Stations of the Cross
The Via crucis or procession through the Stations of the Cross originated in the Middle Ages, when there were often 7 or 9 stations. A 12-station text was published by Adrichomius in 1584 and a 14-station version was proposed in 1625 by A. Daza, adding the Deposition and Entombment; at times the Resurrection has been added as a 15th station. Some standardization was arrived at in 1731, when Clement XII attached an indulgence to the 14-station version. John Paul II introduced a "Scriptural Way of the Cross" on Good Friday 1991 which uses 14 stations drawn directly from the Gospels, beginning with Gethsemane instead of Pilate.

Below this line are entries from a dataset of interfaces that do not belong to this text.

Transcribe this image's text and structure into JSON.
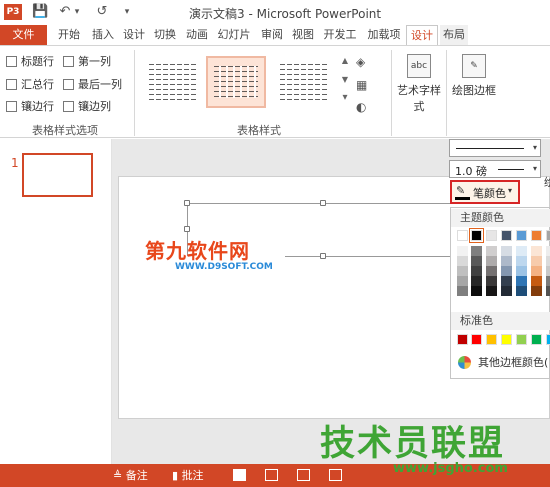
{
  "app": {
    "logo_text": "P3",
    "title": "演示文稿3 - Microsoft PowerPoint",
    "qat": {
      "save": "💾",
      "undo": "↶",
      "undo_drop": "▾",
      "redo": "↺",
      "customize": "▾"
    }
  },
  "tabs": [
    {
      "label": "文件",
      "state": "file"
    },
    {
      "label": "开始"
    },
    {
      "label": "插入"
    },
    {
      "label": "设计"
    },
    {
      "label": "切换"
    },
    {
      "label": "动画"
    },
    {
      "label": "幻灯片"
    },
    {
      "label": "审阅"
    },
    {
      "label": "视图"
    },
    {
      "label": "开发工"
    },
    {
      "label": "加载项"
    },
    {
      "label": "设计",
      "state": "active"
    },
    {
      "label": "布局",
      "state": "layout"
    }
  ],
  "ribbon": {
    "style_options": {
      "checkboxes": [
        "标题行",
        "第一列",
        "汇总行",
        "最后一列",
        "镶边行",
        "镶边列"
      ],
      "group_label": "表格样式选项"
    },
    "table_styles": {
      "group_label": "表格样式",
      "scroll_up": "▲",
      "scroll_down": "▼",
      "more": "▾"
    },
    "wordart": {
      "icon_text": "abc",
      "label": "艺术字样式"
    },
    "draw_borders": {
      "icon_text": "✎",
      "label": "绘图边框"
    }
  },
  "pen": {
    "weight_label": "1.0 磅",
    "color_button_label": "笔颜色",
    "dropdown_arrow": "▾",
    "right_fragment": "绘"
  },
  "color_menu": {
    "theme_title": "主题颜色",
    "standard_title": "标准色",
    "more_label": "其他边框颜色(",
    "theme_colors": [
      "#ffffff",
      "#000000",
      "#e7e6e6",
      "#44546a",
      "#5b9bd5",
      "#ed7d31",
      "#a5a5a5"
    ],
    "standard_colors": [
      "#c00000",
      "#ff0000",
      "#ffc000",
      "#ffff00",
      "#92d050",
      "#00b050",
      "#00b0f0"
    ]
  },
  "slide": {
    "number": "1",
    "watermark_site": "第九软件网",
    "watermark_url": "WWW.D9SOFT.COM",
    "watermark_brand": "技术员联盟",
    "watermark_domain": "www.jsgho.com"
  },
  "statusbar": {
    "notes_label": "备注",
    "comments_label": "批注",
    "notes_icon": "≜",
    "comments_icon": "▮"
  }
}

As usually heard in churches today, each station begins with the versicle Adoramus te, Christe, followed by a lesson, a verse proper to the station and a collect. A selection from the Stabat Mater's 20 verses accompanies the procession to the next station. A work directly inspired by the 14-station ceremony in the Roman colosseum is Franz Liszt's Via Crucis.
View the Wikipedia article on Stations of the Cross.
- The 7 station Nürnberger Kreuzweg (1508)
- 9-station Bamberger Kreuzweg (1503)
- The 1731 rite
- 1912 Catholic Encyclopedia
- 'Traditional' form described at USBC
- Scriptural Stations of the Cross
- 2012 Vatican booklet